“The truth, he wrote, is that state aid often allows vulgar impostures to be considered as masterpieces.”

He continued further:

– some artists repeat and rehash ad nauseam, one hundred years later, but with no courage and thanks to taxpayer money, what Marcel Duchamp had already done a thousand times at a time when, at least, he ran the risk to “shock the bourgeois”.

– Let’s face it: if these disgusting things were in the lobby of my building, I would ask my caretaker to call urgently the City public services to get rid of it.

– Those who want to buy this kind of artwork are free to do so, it is their choice, but, please, may them do it with their own money! Some snobbish and ignorant people could agree to buy this junk for a golden price, but it is unacceptable that they pay it out of “our” pockets on behalf of their aberrant conception of culture. Reading these lines, the “Red Guards of contemporary art” will cry fascism. Whatever, the king is naked and it is time to claim it.

 

Source:

http://www.franceculture.fr/emission-revue-de-presse-culturelle-d-antoine-guillot-luc-ferry-le-fric-et-les-frac-2013-06-12

 

bookstores: “buy local” networks, a militant approach for local consumption and preserving employment

July 28, 2013

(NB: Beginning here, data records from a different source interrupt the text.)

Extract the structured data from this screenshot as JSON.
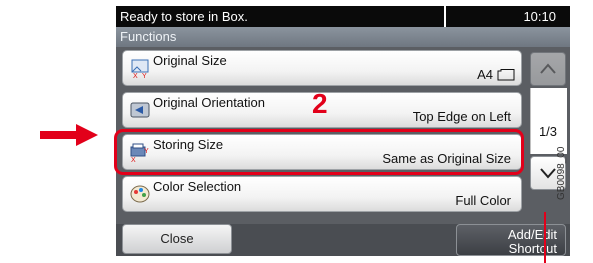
{
  "status": {
    "message": "Ready to store in Box.",
    "time": "10:10"
  },
  "functions_title": "Functions",
  "items": [
    {
      "label": "Original Size",
      "value": "A4",
      "icon": "original-size-icon"
    },
    {
      "label": "Original Orientation",
      "value": "Top Edge on Left",
      "icon": "orientation-icon"
    },
    {
      "label": "Storing Size",
      "value": "Same as Original Size",
      "icon": "storing-size-icon"
    },
    {
      "label": "Color Selection",
      "value": "Full Color",
      "icon": "color-selection-icon"
    }
  ],
  "page_indicator": "1/3",
  "callout_number": "2",
  "buttons": {
    "close": "Close",
    "shortcut_line1": "Add/Edit",
    "shortcut_line2": "Shortcut"
  },
  "figure_code": "GB0098_00",
  "colors": {
    "highlight": "#e2001a",
    "statusbar": "#0a0a0a",
    "panel": "#5b5e63"
  }
}
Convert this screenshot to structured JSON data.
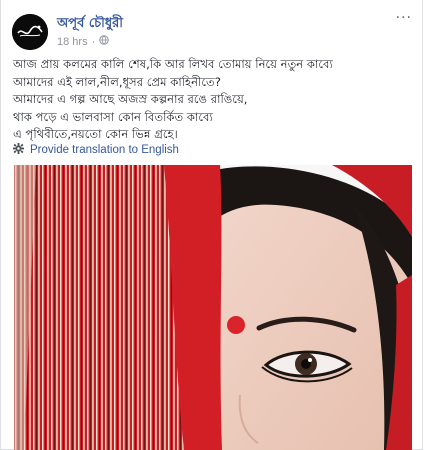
{
  "post": {
    "author": "অপূর্ব চৌধুরী",
    "time": "18 hrs",
    "more_label": "···",
    "lines": [
      "আজ প্রায় কলমের কালি শেষ,কি আর লিখব তোমায় নিয়ে নতুন কাব্যে",
      "আমাদের এই লাল,নীল,ধূসর প্রেম কাহিনীতে?",
      "আমাদের এ গল্প আছে অজস্র কল্পনার রঙে রাঙিয়ে,",
      "থাক পড়ে এ ভালবাসা কোন বিতর্কিত কাব্যে",
      "এ পৃথিবীতে,নয়তো কোন ভিন্ন গ্রহে।"
    ],
    "translate_label": "Provide translation to English",
    "avatar_text": "অপূর্ব চৌধুরী"
  },
  "colors": {
    "author": "#365899",
    "meta": "#90949c",
    "text": "#1d2129",
    "scarf_red": "#d21f26",
    "bindi": "#d8242a"
  },
  "icons": {
    "audience": "globe-icon",
    "translate": "gear-icon",
    "menu": "more-options-icon"
  }
}
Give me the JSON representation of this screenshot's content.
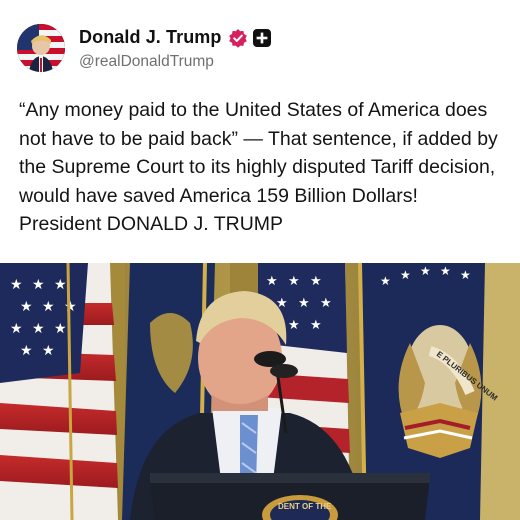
{
  "post": {
    "author": {
      "display_name": "Donald J. Trump",
      "handle": "@realDonaldTrump",
      "verified_icon": "verified-badge-icon",
      "extra_icon": "plus-square-icon",
      "verified_color": "#d6215f"
    },
    "text": "“Any money paid to the United States of America does not have to be paid back” — That sentence, if added by the Supreme Court to its highly disputed Tariff decision, would have saved America 159 Billion Dollars! President DONALD J. TRUMP",
    "media": {
      "type": "photo",
      "podium_seal_text": "DENT OF THE",
      "eagle_scroll_text": "E PLURIBUS UNUM"
    }
  }
}
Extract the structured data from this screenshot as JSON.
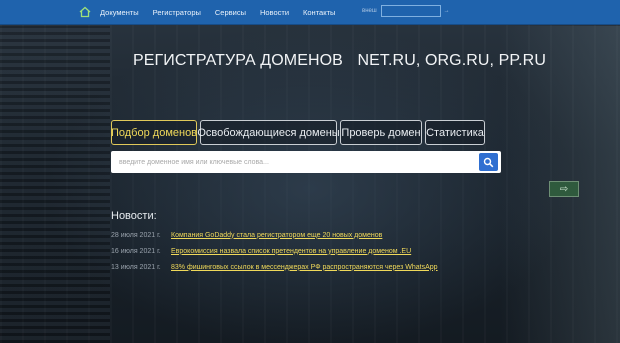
{
  "nav": {
    "items": [
      "Документы",
      "Регистраторы",
      "Сервисы",
      "Новости",
      "Контакты"
    ],
    "search_label": "внеш",
    "search_placeholder": "",
    "search_go": "→",
    "accent": "#1f63ad"
  },
  "hero": {
    "title": "РЕГИСТРАТУРА ДОМЕНОВ",
    "zones": "NET.RU, ORG.RU, PP.RU"
  },
  "tabs": [
    {
      "label": "Подбор доменов",
      "active": true
    },
    {
      "label": "Освобождающиеся домены",
      "active": false
    },
    {
      "label": "Проверь домен",
      "active": false
    },
    {
      "label": "Статистика",
      "active": false
    }
  ],
  "domain_search": {
    "placeholder": "введите доменное имя или ключевые слова..."
  },
  "news": {
    "title": "Новости:",
    "items": [
      {
        "date": "28 июля 2021 г.",
        "text": "Компания GoDaddy стала регистратором еще 20 новых доменов"
      },
      {
        "date": "16 июля 2021 г.",
        "text": "Еврокомиссия назвала список претендентов на управление доменом .EU"
      },
      {
        "date": "13 июля 2021 г.",
        "text": "83% фишинговых ссылок в мессенджерах РФ распространяются через WhatsApp"
      }
    ]
  },
  "colors": {
    "link": "#f0d95a",
    "active_tab": "#e0c95a",
    "button": "#2f6fd1"
  }
}
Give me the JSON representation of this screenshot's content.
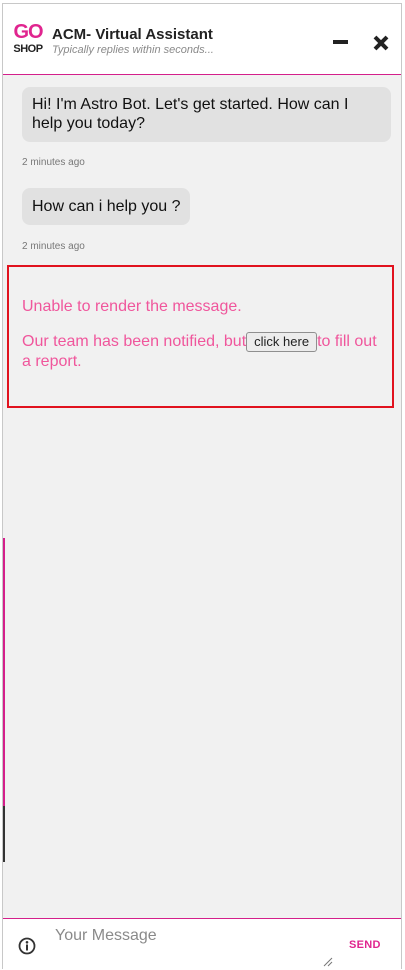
{
  "header": {
    "logo_top": "GO",
    "logo_bottom": "SHOP",
    "title": "ACM- Virtual Assistant",
    "subtitle": "Typically replies within seconds..."
  },
  "messages": [
    {
      "text": "Hi! I'm Astro Bot. Let's get started. How can I help you today?",
      "timestamp": "2 minutes ago"
    },
    {
      "text": "How can i help you ?",
      "timestamp": "2 minutes ago"
    }
  ],
  "error": {
    "line1": "Unable to render the message.",
    "line2_before": "Our team has been notified, but",
    "button_label": "click here",
    "line2_after": "to fill out a report."
  },
  "composer": {
    "placeholder": "Your Message",
    "send_label": "SEND"
  },
  "colors": {
    "brand": "#e0258f",
    "error_border": "#e1121e",
    "error_text": "#f0569c",
    "bubble": "#e1e1e1",
    "background": "#f1f1f1"
  },
  "icons": {
    "minimize": "minimize-icon",
    "close": "close-icon",
    "info": "info-icon",
    "resize": "resize-grip-icon"
  }
}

In France, selling books is a “mature” market. It is going down for 3 years.

selling books has become the less profitable retail business.

The average net income is 0.6%, against nearly six times more for other businesses.

independent books retailers represent more than 40% of book sales and between 12,000 and 13,000 jobs. They are 2500 to 3000. To avoid closing their shops in quantity, the booksellers modulate their own wages.

 

Globally, the trends are almost the same:

– an increase in online shopping,

– the closure of large retail chains

– the majority of shopping is always in bookstores

– independent bookstores are trying to diversify by playing a more important cultural role or become a stakeholder in the “buy local” network, such as Germany and the United States, where a professional survey also shows even better the last year. This move is part of a militant approach for local consumption and preserving employment.

 

Source: http://www.franceculture.fr/2013-06-02-des-librairies-de-plus-en-plus-fragiles

So Roy Lichtenstein is now a “classic”

June 26, 2013

Today Roy Lichtenstein is considered as one of the “stars” of the pop movement as well as a great master of American painting.

But after a few years performing to the forefront of pop art, Lichtenstein goes well beyond.

It was quickly seen as a postmodern artist since he cited in his works the artists and styles of art history

Then, in the last years of his life, returning to the kinds of naked and landscape, it became almost a tradition painter.

So Roy Lichtenstein is now a “classic”

But what makes the strength of his art  is also the amused distance, sometimes critical without becoming cynical, he held both on himself and on arts, from its beginnings to the end of his life.

source: